In summer, all paths lead to the beach or the countryside, allowing a closer contact with nature. Although most of the unusual encounters with our fauna are pleasant memories, we are not free to be bitten or bitten when we get too close. Find out about the dangers and learn how to prevent them.
The summer heat pushes thousands of Portuguese people towards the countryside and attracts crowds to the seafront. The holidays encourage the most naked bodies, t-shirts, fine fabrics and sandals, which obviously predisposes you to a greater probability of being bitten or bitten by one of the many animals of our fauna. However, don’t think that animals like to cross paths with us, because, in fact, they try to avoid us at all costs. We are the ones who usually get too close and bother them with our summer activities.
Contrary to what one might think, the danger does not come from the large animals of our fauna, but from the small creatures that live around us. Its danger comes mainly from its chemical arsenals made up of poisonous substances, called toxins. Although, in general, animal bites and bites are nothing more than small scares and brief moments of pain, they can have more serious consequences, such as the anaphylactic reaction (the body’s allergic reaction to the poison that can endanger vital functions, such as breathing and blood circulation). These situations are very rare, occurring mainly in people with impaired health or allergies and also in children and the elderly. In these cases, after a bite or bite caused by more unusual animals, medical advice is convenient, because each person has different reactions to different toxins. For any clarification on animal bites and bites, the National Medical Emergency System (INEM) provides the Anti-Poison Information Center, available 24 hours a day, by calling 808 250 143 or the national emergency number 112.
Bees, wasps and other insects

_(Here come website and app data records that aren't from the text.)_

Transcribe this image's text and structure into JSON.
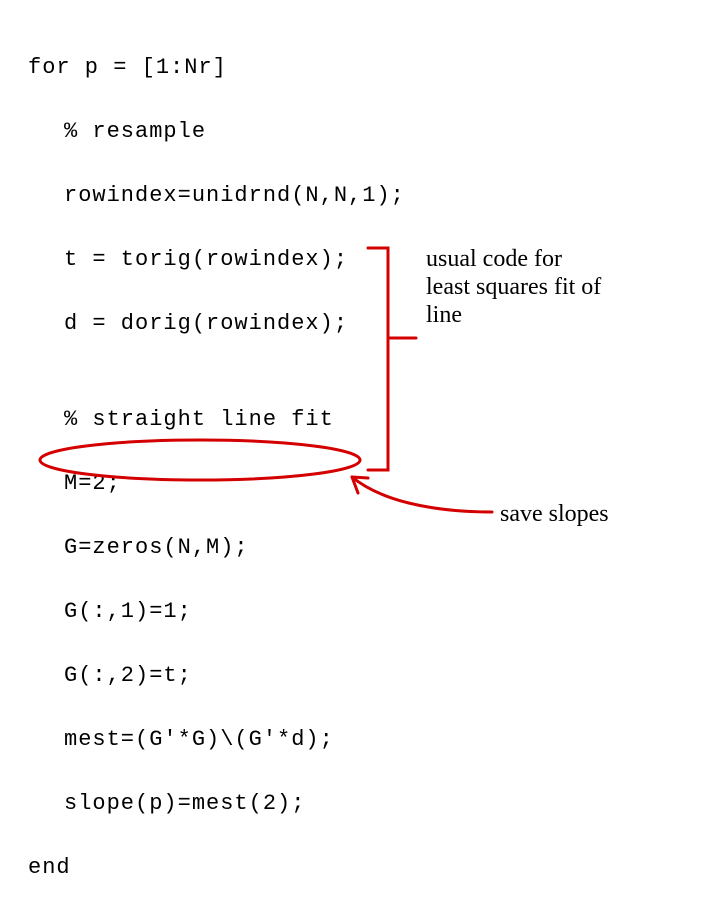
{
  "code": {
    "l0": "for p = [1:Nr]",
    "l1": "% resample",
    "l2": "rowindex=unidrnd(N,N,1);",
    "l3": "t = torig(rowindex);",
    "l4": "d = dorig(rowindex);",
    "l5": "",
    "l6": "% straight line fit",
    "l7": "M=2;",
    "l8": "G=zeros(N,M);",
    "l9": "G(:,1)=1;",
    "l10": "G(:,2)=t;",
    "l11": "mest=(G'*G)\\(G'*d);",
    "l12": "slope(p)=mest(2);",
    "l13": "end"
  },
  "annotations": {
    "least_squares": "usual code for least squares fit of line",
    "save_slopes": "save slopes"
  }
}
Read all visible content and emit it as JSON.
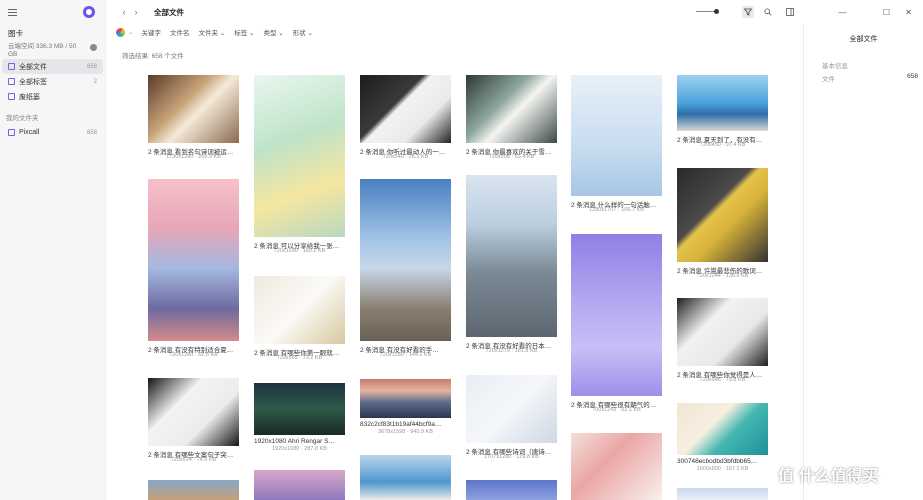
{
  "sidebar": {
    "library_name": "图卡",
    "storage": "云端空间 336.3 MB / 50 GB",
    "nav": [
      {
        "label": "全部文件",
        "count": "658"
      },
      {
        "label": "全部标签",
        "count": "2"
      },
      {
        "label": "废纸篓",
        "count": ""
      }
    ],
    "folders_label": "我的文件夹",
    "folders": [
      {
        "label": "Pixcall",
        "count": "658"
      }
    ]
  },
  "toolbar": {
    "title": "全部文件",
    "filters": [
      "关键字",
      "文件名",
      "文件夹 ⌄",
      "标签 ⌄",
      "类型 ⌄",
      "形状 ⌄"
    ],
    "result": "筛选结果: 658 个文件"
  },
  "panel": {
    "title": "全部文件",
    "section": "基本信息",
    "row_label": "文件",
    "row_value": "658"
  },
  "watermark": "值 什么值得买",
  "cards": [
    {
      "name": "2 条消息 看到名句诗词被运…",
      "meta": "1730x1280 · 260.9 KB"
    },
    {
      "name": "2 条消息 可以分享给我一张…",
      "meta": "720x1280 · 160.2 KB"
    },
    {
      "name": "2 条消息 你听过最动人的一…",
      "meta": "720x540 · 28.1 KB"
    },
    {
      "name": "2 条消息 你最喜欢的关于雪…",
      "meta": "720x508 · 63.4 KB"
    },
    {
      "name": "2 条消息 什么样的一句话触…",
      "meta": "1280x1707 · 166.7 KB"
    },
    {
      "name": "2 条消息 夏天到了，有没有…",
      "meta": "720x450 · 97.4 KB"
    },
    {
      "name": "2 条消息 有没有特别适合夏…",
      "meta": "720x1280 · 62.5 KB"
    },
    {
      "name": "2 条消息 有哪些你第一眼就…",
      "meta": "720x565 · 73.2 KB"
    },
    {
      "name": "2 条消息 有没有好看的手…",
      "meta": "720x1280 · 144.2 KB"
    },
    {
      "name": "2 条消息 有没有好看的日本…",
      "meta": "720x1279 · 181.8 KB"
    },
    {
      "name": "2 条消息 许嵩最悲伤的歌词…",
      "meta": "720x1244 · 136.9 KB"
    },
    {
      "name": "2 条消息 有哪些很有朝气的…",
      "meta": "700x1243 · 52.1 KB"
    },
    {
      "name": "2 条消息 有哪些你觉得是人…",
      "meta": "720x546 · 79.8 KB"
    },
    {
      "name": "2 条消息 有哪些文案句子突…",
      "meta": "720x514 · 74.6 KB"
    },
    {
      "name": "1920x1080 Ahri Rengar S…",
      "meta": "1920x1080 · 287.8 KB"
    },
    {
      "name": "832c2cf83t1b19af44bcf9a…",
      "meta": "3678x1598 · 940.9 KB"
    },
    {
      "name": "2 条消息 有哪些诗词（唐诗…",
      "meta": "1707x1280 · 129.8 KB"
    },
    {
      "name": "300748ecbodbd3bfdbb65…",
      "meta": "1600x900 · 167.2 KB"
    }
  ]
}
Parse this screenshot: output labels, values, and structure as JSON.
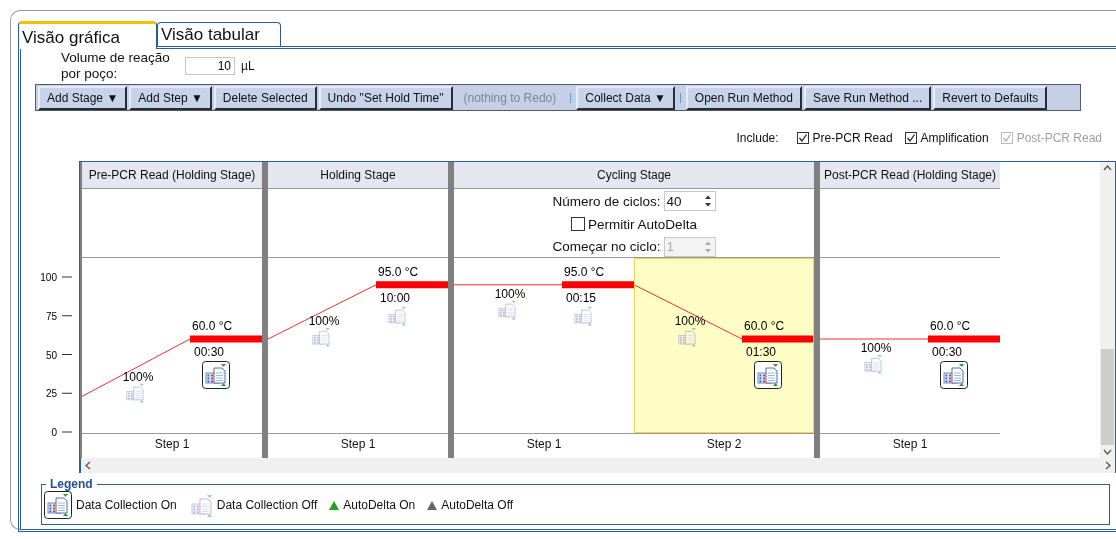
{
  "tabs": [
    {
      "label": "Visão gráfica",
      "selected": true
    },
    {
      "label": "Visão tabular",
      "selected": false
    }
  ],
  "reaction_volume": {
    "label": "Volume  de reação por poço:",
    "value": "10",
    "unit": "µL"
  },
  "toolbar": [
    {
      "kind": "button",
      "label": "Add Stage ▼",
      "disabled": false
    },
    {
      "kind": "button",
      "label": "Add Step ▼",
      "disabled": false
    },
    {
      "kind": "button",
      "label": "Delete Selected",
      "disabled": false
    },
    {
      "kind": "button",
      "label": "Undo \"Set Hold Time\"",
      "disabled": false
    },
    {
      "kind": "button",
      "label": "(nothing to Redo)",
      "disabled": true
    },
    {
      "kind": "separator"
    },
    {
      "kind": "button",
      "label": "Collect Data ▼",
      "disabled": false
    },
    {
      "kind": "separator"
    },
    {
      "kind": "button",
      "label": "Open Run Method",
      "disabled": false
    },
    {
      "kind": "button",
      "label": "Save Run Method ...",
      "disabled": false
    },
    {
      "kind": "button",
      "label": "Revert to Defaults",
      "disabled": false
    }
  ],
  "include": {
    "label": "Include:",
    "options": [
      {
        "label": "Pre-PCR Read",
        "checked": true,
        "disabled": false
      },
      {
        "label": "Amplification",
        "checked": true,
        "disabled": false
      },
      {
        "label": "Post-PCR Read",
        "checked": true,
        "disabled": true
      }
    ]
  },
  "y_axis": {
    "ticks": [
      "100",
      "75",
      "50",
      "25",
      "0"
    ]
  },
  "stages": [
    {
      "title": "Pre-PCR Read (Holding Stage)",
      "steps": [
        {
          "label": "Step 1",
          "temperature": "60.0 °C",
          "time": "00:30",
          "ramp": "100%",
          "ramp_collect": false,
          "hold_collect": true,
          "selected": false
        }
      ]
    },
    {
      "title": "Holding Stage",
      "steps": [
        {
          "label": "Step 1",
          "temperature": "95.0 °C",
          "time": "10:00",
          "ramp": "100%",
          "ramp_collect": false,
          "hold_collect": false,
          "selected": false
        }
      ]
    },
    {
      "title": "Cycling Stage",
      "cycle_settings": {
        "cycles": {
          "label": "Número de ciclos:",
          "value": "40"
        },
        "autodelta": {
          "label": "Permitir AutoDelta",
          "checked": false
        },
        "start_cycle": {
          "label": "Começar no ciclo:",
          "value": "1",
          "disabled": true
        }
      },
      "steps": [
        {
          "label": "Step 1",
          "temperature": "95.0 °C",
          "time": "00:15",
          "ramp": "100%",
          "ramp_collect": false,
          "hold_collect": false,
          "selected": false
        },
        {
          "label": "Step 2",
          "temperature": "60.0 °C",
          "time": "01:30",
          "ramp": "100%",
          "ramp_collect": false,
          "hold_collect": true,
          "selected": true
        }
      ]
    },
    {
      "title": "Post-PCR Read (Holding Stage)",
      "steps": [
        {
          "label": "Step 1",
          "temperature": "60.0 °C",
          "time": "00:30",
          "ramp": "100%",
          "ramp_collect": false,
          "hold_collect": true,
          "selected": false
        }
      ]
    }
  ],
  "legend": {
    "title": "Legend",
    "items": [
      {
        "kind": "collect_on",
        "label": "Data Collection On"
      },
      {
        "kind": "collect_off",
        "label": "Data Collection Off"
      },
      {
        "kind": "autodelta_on",
        "label": "AutoDelta On"
      },
      {
        "kind": "autodelta_off",
        "label": "AutoDelta Off"
      }
    ]
  }
}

The order of the Hymenoptera (insects that have two pairs of membranous wings) is one of the largest in the class of insects. In our fauna, the representatives of this group most responsible for human bites are bees and wasps.
The bee has a barbed stinger attached to three poison glands. Due to the fact that it is barbed, the stinger is attached to the wound after the bite and if it is not removed it will continue to inject poison. Although it is not a great consolation, you should know that due to the fact that the bee is excised at the time of the sting, it usually ends up dying, that is, it can only use the stinger only once for a single sting.
Bee venom consists of several substances (whistle, histamine, serotonin, kinins, etc.). The amount of poison injected by a single bee is too small to endanger the life of a human being, unless it provokes an anaphylactic reaction, however, multiple stings, resulting from a swarm, can inoculate an amount of worrying poison which can cause potentially deadly reactions.